But the hotels have their own strategy. Despite a significant recovery underway in North America that netted $110 billion profits in the last five years, the major hotels are still resisting an agreement that Local 2 estimates would add less than 2% to their payroll costs.
Unwilling to consider even modest gains, the owners believe the otherwise slumping economy gives them leverage to drive through with concessions. The hotels actually want to cut back medical benefits, lower wages and reduce staff. This uncompromising stance has drawn fire from leading political and community figures in the city.

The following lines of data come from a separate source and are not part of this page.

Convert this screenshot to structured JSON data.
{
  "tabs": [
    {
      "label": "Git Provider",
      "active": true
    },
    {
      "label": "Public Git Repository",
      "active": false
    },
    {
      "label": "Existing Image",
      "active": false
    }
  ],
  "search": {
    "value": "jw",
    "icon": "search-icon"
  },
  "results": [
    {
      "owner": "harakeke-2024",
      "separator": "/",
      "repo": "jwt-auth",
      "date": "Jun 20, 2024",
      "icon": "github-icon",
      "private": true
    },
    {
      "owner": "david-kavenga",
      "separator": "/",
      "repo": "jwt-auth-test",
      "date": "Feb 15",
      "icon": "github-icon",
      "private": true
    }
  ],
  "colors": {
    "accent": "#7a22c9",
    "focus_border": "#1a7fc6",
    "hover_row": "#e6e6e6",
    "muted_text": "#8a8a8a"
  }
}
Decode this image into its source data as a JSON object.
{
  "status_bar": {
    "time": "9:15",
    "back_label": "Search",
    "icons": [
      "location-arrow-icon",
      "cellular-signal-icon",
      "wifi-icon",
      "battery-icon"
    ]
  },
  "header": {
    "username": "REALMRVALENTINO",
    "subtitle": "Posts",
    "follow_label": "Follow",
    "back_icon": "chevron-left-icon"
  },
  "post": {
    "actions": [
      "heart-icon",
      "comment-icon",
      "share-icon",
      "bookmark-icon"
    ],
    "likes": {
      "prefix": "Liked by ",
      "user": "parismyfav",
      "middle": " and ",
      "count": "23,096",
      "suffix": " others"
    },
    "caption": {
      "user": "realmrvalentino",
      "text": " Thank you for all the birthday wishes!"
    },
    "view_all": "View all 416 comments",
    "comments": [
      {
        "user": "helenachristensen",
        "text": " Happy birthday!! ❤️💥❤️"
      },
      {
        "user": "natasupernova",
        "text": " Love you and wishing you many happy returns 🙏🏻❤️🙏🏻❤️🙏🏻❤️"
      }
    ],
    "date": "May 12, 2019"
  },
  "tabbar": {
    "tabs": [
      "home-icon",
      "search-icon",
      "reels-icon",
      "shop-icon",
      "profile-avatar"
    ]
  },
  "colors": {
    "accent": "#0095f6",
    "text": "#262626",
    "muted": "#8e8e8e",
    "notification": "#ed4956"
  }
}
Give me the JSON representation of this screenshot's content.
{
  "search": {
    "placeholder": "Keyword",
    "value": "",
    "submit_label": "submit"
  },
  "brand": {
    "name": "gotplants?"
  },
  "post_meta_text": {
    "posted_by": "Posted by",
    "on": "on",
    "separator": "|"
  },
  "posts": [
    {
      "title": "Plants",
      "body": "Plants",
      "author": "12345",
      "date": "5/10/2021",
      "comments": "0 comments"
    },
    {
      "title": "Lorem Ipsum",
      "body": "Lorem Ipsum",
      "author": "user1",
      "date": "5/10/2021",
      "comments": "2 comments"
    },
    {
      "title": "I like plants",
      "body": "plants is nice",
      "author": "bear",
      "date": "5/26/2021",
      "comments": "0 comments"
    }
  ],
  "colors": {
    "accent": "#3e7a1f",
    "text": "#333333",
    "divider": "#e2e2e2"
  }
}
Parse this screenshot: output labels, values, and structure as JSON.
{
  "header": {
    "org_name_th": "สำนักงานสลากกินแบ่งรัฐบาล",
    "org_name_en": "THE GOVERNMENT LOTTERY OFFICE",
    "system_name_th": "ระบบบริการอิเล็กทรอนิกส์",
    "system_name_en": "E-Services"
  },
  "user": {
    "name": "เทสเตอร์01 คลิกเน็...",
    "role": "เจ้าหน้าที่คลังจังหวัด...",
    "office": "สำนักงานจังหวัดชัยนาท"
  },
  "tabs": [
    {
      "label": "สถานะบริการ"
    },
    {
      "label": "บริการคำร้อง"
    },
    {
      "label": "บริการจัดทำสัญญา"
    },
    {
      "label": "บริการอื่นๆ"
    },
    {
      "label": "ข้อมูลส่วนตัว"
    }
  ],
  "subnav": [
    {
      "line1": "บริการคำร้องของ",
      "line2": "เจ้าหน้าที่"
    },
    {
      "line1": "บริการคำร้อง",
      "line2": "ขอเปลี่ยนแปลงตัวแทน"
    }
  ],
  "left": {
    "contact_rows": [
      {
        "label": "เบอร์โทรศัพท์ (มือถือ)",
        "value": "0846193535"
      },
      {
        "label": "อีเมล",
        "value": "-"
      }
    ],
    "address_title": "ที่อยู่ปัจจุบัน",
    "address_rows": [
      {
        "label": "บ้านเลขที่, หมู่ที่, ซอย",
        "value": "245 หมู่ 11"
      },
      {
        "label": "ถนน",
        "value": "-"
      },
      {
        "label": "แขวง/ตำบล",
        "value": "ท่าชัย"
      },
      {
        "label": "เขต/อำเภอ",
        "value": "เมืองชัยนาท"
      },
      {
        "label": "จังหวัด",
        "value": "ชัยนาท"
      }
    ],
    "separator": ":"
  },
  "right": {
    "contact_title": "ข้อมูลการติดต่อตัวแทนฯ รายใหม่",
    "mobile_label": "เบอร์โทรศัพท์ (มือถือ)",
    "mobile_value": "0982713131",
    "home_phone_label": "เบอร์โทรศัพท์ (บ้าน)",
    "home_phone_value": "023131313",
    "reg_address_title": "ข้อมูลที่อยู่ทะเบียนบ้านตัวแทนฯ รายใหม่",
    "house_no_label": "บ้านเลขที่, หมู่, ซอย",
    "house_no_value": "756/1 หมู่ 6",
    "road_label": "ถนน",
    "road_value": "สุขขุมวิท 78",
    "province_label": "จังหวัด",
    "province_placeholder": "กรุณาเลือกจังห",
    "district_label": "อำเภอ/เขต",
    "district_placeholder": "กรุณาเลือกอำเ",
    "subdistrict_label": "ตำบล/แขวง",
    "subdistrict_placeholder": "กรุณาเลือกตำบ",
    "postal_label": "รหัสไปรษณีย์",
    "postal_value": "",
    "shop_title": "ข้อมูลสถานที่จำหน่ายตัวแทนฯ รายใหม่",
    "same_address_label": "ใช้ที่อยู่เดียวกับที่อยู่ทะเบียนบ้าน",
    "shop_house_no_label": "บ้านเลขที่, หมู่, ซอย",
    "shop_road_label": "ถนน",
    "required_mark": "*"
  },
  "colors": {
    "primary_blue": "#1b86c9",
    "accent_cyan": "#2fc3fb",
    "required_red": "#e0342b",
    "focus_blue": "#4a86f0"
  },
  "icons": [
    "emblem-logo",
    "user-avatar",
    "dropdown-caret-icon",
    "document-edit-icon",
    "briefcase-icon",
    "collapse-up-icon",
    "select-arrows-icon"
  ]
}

Appearing at the Grand Hyatt, San Francisco Board of Supervisors President David Chiu said that “it is investors on Wall St. versus workers on the back streets of our city.”
Local 2 members are ready to make their point on the picket lines as necessary. Clearly this will not be the last strike action if the hotels continue their stalling tactics. Anticipating another tough fight reminiscent of their 2004-2006 53-day strike/lockout and victorious two-year boycott, members voted in the summer of 2008 to supplement their strike fund by assessing themselves a temporary 50% dues increase that will last through these negotiations.
With loud and enthusiastic pickets completely surrounding the hotel in the background, Casey reiterated his union’s stance that “there is an economic recovery going on in this industry and the question is whether the benefits will remain at the top or whether they will be shared with our members.”
CARL FINAMORE attended the first day’s strike picket at the Grand Hyatt, is a delegate to the San Francisco Labor Council and former President (ret), Air Transport Employees, Local Lodge 1781, IAMAW, AFL-CIO. He can be reached at firstname.lastname@example.org